These measures are part of a new set of insider trading norms being considered by capital markets regulator Sebi, which has sought public comments till December 31 before putting in place final regulations in this regard.
The new norms would also apply to officials at Sebi itself, although all its employees are as such not allowed to trade in stocks during their tenure at the regulatory authority.
A new feature of the proposed regulations is that of "treating public servants and persons holding statutory positions that are reasonably expected to have access to Unpublished Price Sensitive Information (UPSI) as connected persons and thereby prohibit them from trading when in possession of UPSI."
As per the norms, judges hearing corporate cases and outcome of which would be materially adverse or materially positive to the price of a firm's shares would be considered as a "connected person" until the order is pronounced.
Besides, public servants who are actively involved in formulating policy on any matter that could result in a material impact on the price discovery for securities of listed companies, would be a "connected person."
"Therefore, the restrictions on trading that would apply to connected persons would apply to such persons as well," as per suggestion.
These measures are suggested by a panel, chaired by N K Sodhi, Former Chief Justice of Kerala and Karnataka and a Former Presiding Officer of the Securities Appellate Tribunal.
The committee set up by Sebi in March this year to review nearly two decade-old insider trading norms included experts from various sectors.

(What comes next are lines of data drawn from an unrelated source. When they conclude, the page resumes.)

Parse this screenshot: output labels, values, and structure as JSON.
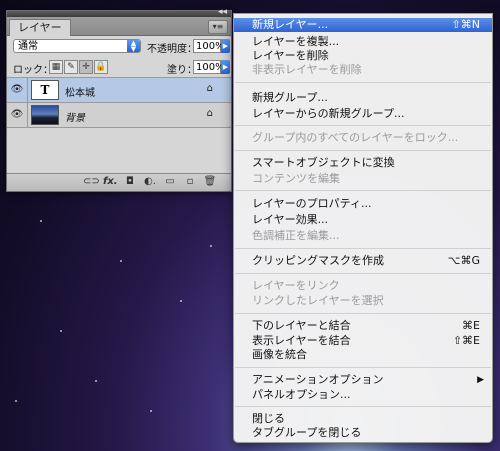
{
  "layers_panel": {
    "tab_label": "レイヤー",
    "collapse_glyph": "◂◂",
    "menu_glyph": "▾≡",
    "blend_mode": "通常",
    "opacity_label": "不透明度：",
    "opacity_value": "100%",
    "lock_label": "ロック：",
    "fill_label": "塗り：",
    "fill_value": "100%",
    "lock_glyphs": [
      "▦",
      "✎",
      "✛",
      "🔒"
    ],
    "layers": [
      {
        "name": "松本城",
        "thumb": "T",
        "type": "text",
        "selected": true
      },
      {
        "name": "背景",
        "thumb": "",
        "type": "image",
        "selected": false
      }
    ],
    "footer_icons": [
      "link-icon",
      "fx-icon",
      "mask-icon",
      "adjustment-icon",
      "group-icon",
      "new-layer-icon",
      "trash-icon"
    ],
    "footer_glyphs": [
      "⊂⊃",
      "fx.",
      "◘",
      "◐.",
      "▭",
      "▫",
      "🗑"
    ]
  },
  "context_menu": {
    "items": [
      {
        "label": "新規レイヤー...",
        "shortcut": "⇧⌘N",
        "enabled": true,
        "highlighted": true
      },
      {
        "label": "レイヤーを複製...",
        "enabled": true
      },
      {
        "label": "レイヤーを削除",
        "enabled": true
      },
      {
        "label": "非表示レイヤーを削除",
        "enabled": false
      },
      {
        "label": "新規グループ...",
        "enabled": true
      },
      {
        "label": "レイヤーからの新規グループ...",
        "enabled": true
      },
      {
        "label": "グループ内のすべてのレイヤーをロック...",
        "enabled": false
      },
      {
        "label": "スマートオブジェクトに変換",
        "enabled": true
      },
      {
        "label": "コンテンツを編集",
        "enabled": false
      },
      {
        "label": "レイヤーのプロパティ...",
        "enabled": true
      },
      {
        "label": "レイヤー効果...",
        "enabled": true
      },
      {
        "label": "色調補正を編集...",
        "enabled": false
      },
      {
        "label": "クリッピングマスクを作成",
        "shortcut": "⌥⌘G",
        "enabled": true
      },
      {
        "label": "レイヤーをリンク",
        "enabled": false
      },
      {
        "label": "リンクしたレイヤーを選択",
        "enabled": false
      },
      {
        "label": "下のレイヤーと結合",
        "shortcut": "⌘E",
        "enabled": true
      },
      {
        "label": "表示レイヤーを結合",
        "shortcut": "⇧⌘E",
        "enabled": true
      },
      {
        "label": "画像を統合",
        "enabled": true
      },
      {
        "label": "アニメーションオプション",
        "submenu": "▶",
        "enabled": true
      },
      {
        "label": "パネルオプション...",
        "enabled": true
      },
      {
        "label": "閉じる",
        "enabled": true
      },
      {
        "label": "タブグループを閉じる",
        "enabled": true
      }
    ]
  }
}
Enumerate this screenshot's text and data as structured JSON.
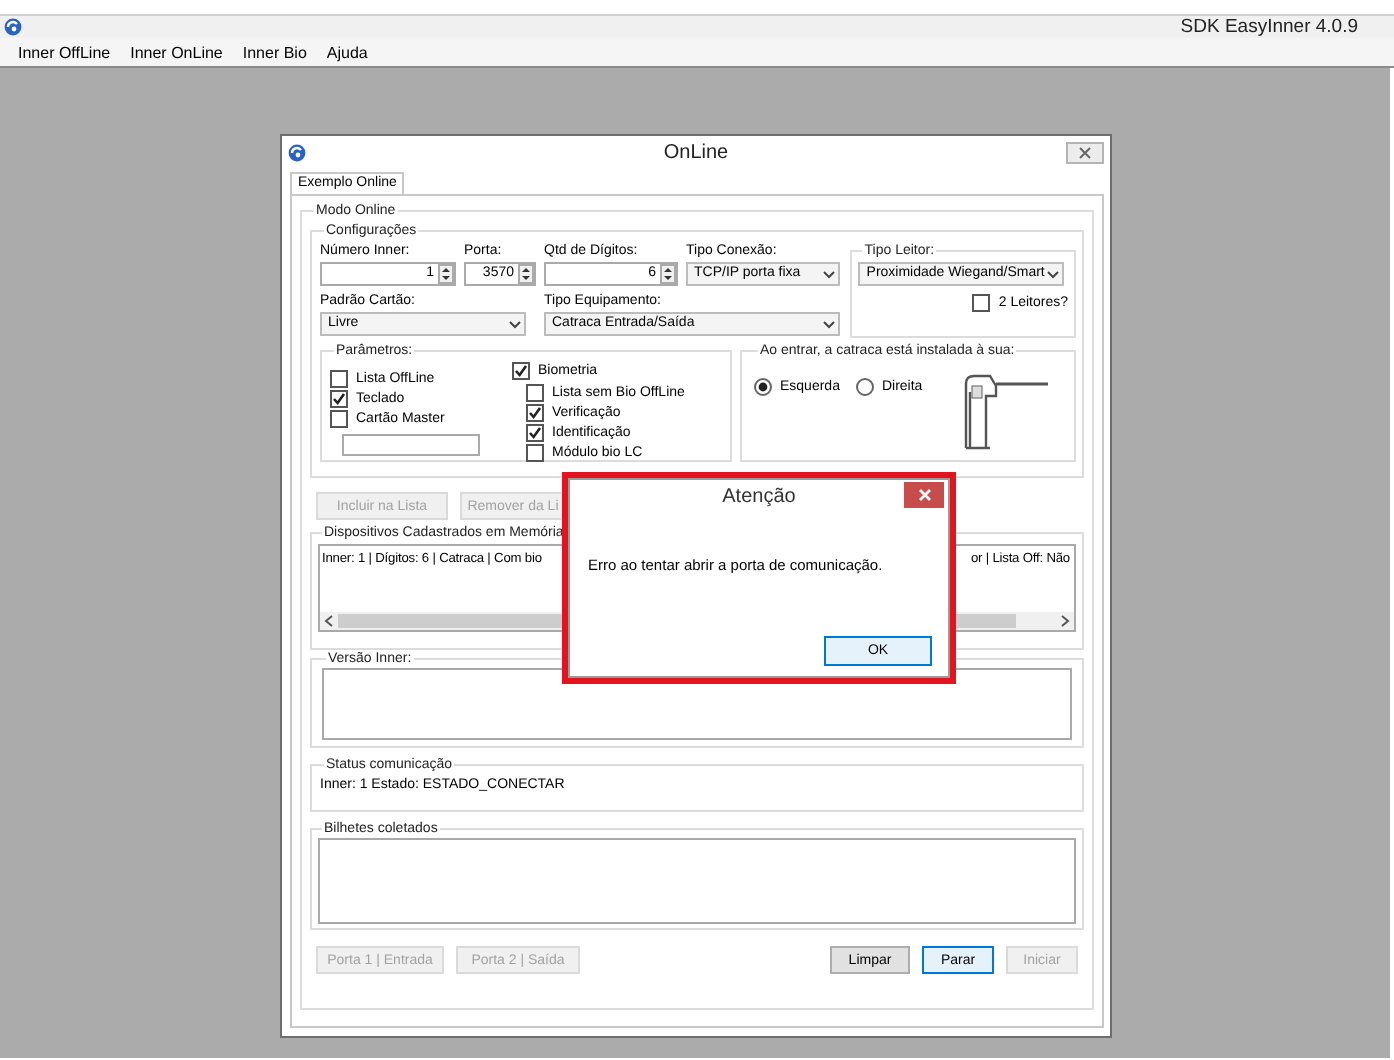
{
  "app": {
    "title": "SDK EasyInner 4.0.9"
  },
  "menu": [
    {
      "label": "Inner OffLine"
    },
    {
      "label": "Inner OnLine"
    },
    {
      "label": "Inner Bio"
    },
    {
      "label": "Ajuda"
    }
  ],
  "window": {
    "title": "OnLine"
  },
  "tabs": [
    {
      "label": "Exemplo Online",
      "selected": true
    }
  ],
  "modo_online": {
    "title": "Modo Online"
  },
  "configuracoes": {
    "title": "Configurações",
    "row_1": [
      {
        "label": "Número Inner:",
        "value": "1",
        "kind": "spinner"
      },
      {
        "label": "Porta:",
        "value": "3570",
        "kind": "spinner"
      },
      {
        "label": "Qtd de Dígitos:",
        "value": "6",
        "kind": "spinner"
      },
      {
        "label": "Tipo Conexão:",
        "value": "TCP/IP porta fixa",
        "kind": "dropdown"
      }
    ],
    "row_2": [
      {
        "label": "Padrão Cartão:",
        "value": "Livre",
        "kind": "dropdown"
      },
      {
        "label": "Tipo Equipamento:",
        "value": "Catraca Entrada/Saída",
        "kind": "dropdown"
      }
    ]
  },
  "tipo_leitor": {
    "title": "Tipo Leitor:",
    "value": "Proximidade Wiegand/Smart",
    "option": {
      "label": "2 Leitores?",
      "checked": false
    }
  },
  "parametros": {
    "title": "Parâmetros:",
    "options": [
      {
        "label": "Lista OffLine",
        "checked": false
      },
      {
        "label": "Teclado",
        "checked": true
      },
      {
        "label": "Cartão Master",
        "checked": false
      }
    ],
    "biometria": {
      "label": "Biometria",
      "checked": true,
      "children": [
        {
          "label": "Lista sem Bio OffLine",
          "checked": false
        },
        {
          "label": "Verificação",
          "checked": true
        },
        {
          "label": "Identificação",
          "checked": true
        },
        {
          "label": "Módulo bio LC",
          "checked": false
        }
      ]
    }
  },
  "catraca": {
    "title": "Ao entrar, a catraca está instalada à sua:",
    "options": [
      {
        "label": "Esquerda",
        "selected": true
      },
      {
        "label": "Direita",
        "selected": false
      }
    ]
  },
  "list_buttons": [
    {
      "label": "Incluir na Lista",
      "disabled": true
    },
    {
      "label": "Remover da Li",
      "disabled": true
    }
  ],
  "dispositivos": {
    "title": "Dispositivos Cadastrados em Memória",
    "rows": [
      {
        "visible_start": "Inner: 1 | Dígitos: 6 | Catraca | Com bio",
        "visible_end": "or | Lista Off: Não"
      }
    ]
  },
  "versao_inner": {
    "title": "Versão Inner:"
  },
  "status": {
    "title": "Status comunicação",
    "text": "Inner: 1 Estado: ESTADO_CONECTAR"
  },
  "bilhetes": {
    "title": "Bilhetes coletados"
  },
  "port_buttons": [
    {
      "label": "Porta 1 | Entrada",
      "disabled": true
    },
    {
      "label": "Porta 2 | Saída",
      "disabled": true
    }
  ],
  "action_buttons": [
    {
      "label": "Limpar",
      "disabled": false,
      "focused": false
    },
    {
      "label": "Parar",
      "disabled": false,
      "focused": true
    },
    {
      "label": "Iniciar",
      "disabled": true,
      "focused": false
    }
  ],
  "dialog": {
    "title": "Atenção",
    "message": "Erro ao tentar abrir a porta de comunicação.",
    "button": {
      "label": "OK",
      "focused": true
    }
  }
}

Any person who possesses unpublished stock price sensitive information about a company would be deemed as an insider and any person who has been associated with a company in any capacity up to six months prior to trading in its stock would be termed as "connected person".

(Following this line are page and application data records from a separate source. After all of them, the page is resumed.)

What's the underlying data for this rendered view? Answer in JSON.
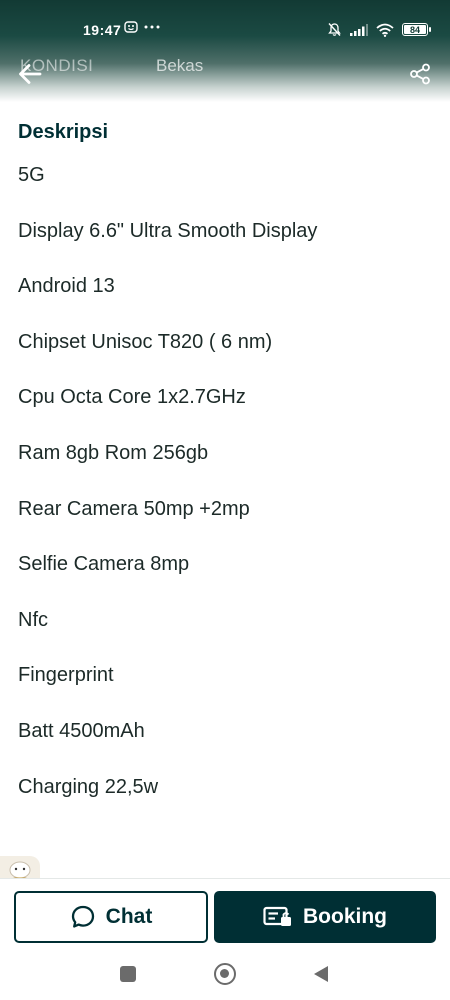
{
  "status_bar": {
    "time": "19:47",
    "left_icons": [
      "emoji-notification-icon",
      "more-dots-icon"
    ],
    "right_icons": [
      "mute-bell-icon",
      "signal-icon",
      "wifi-icon",
      "battery-icon"
    ],
    "battery": "84"
  },
  "app_bar": {
    "kondisi_label": "KONDISI",
    "kondisi_value": "Bekas"
  },
  "description": {
    "title": "Deskripsi",
    "items": [
      "5G",
      "Display 6.6\" Ultra Smooth Display",
      "Android 13",
      "Chipset Unisoc T820 ( 6 nm)",
      "Cpu Octa Core 1x2.7GHz",
      "Ram 8gb Rom 256gb",
      "Rear Camera 50mp +2mp",
      "Selfie Camera 8mp",
      "Nfc",
      "Fingerprint",
      "Batt 4500mAh",
      "Charging 22,5w"
    ]
  },
  "actions": {
    "chat_label": "Chat",
    "booking_label": "Booking"
  },
  "colors": {
    "brand_dark": "#002f34",
    "header_dark": "#123a34",
    "text": "#1c2a28"
  }
}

Besides, the committee has proposed to broaden the definition of 'insider' and said that it will presume immediate relatives (who are either financially dependent or consult an insider when trading in securities) as "connected persons."
It also stated that any person in possession of UPSI would be considered an insider.
The new norms allow insiders, mainly those in constant possession of sensitive information, to trade in a company's shares only through a pre-disclosed trading schedule, to be made public at least six months before the transaction.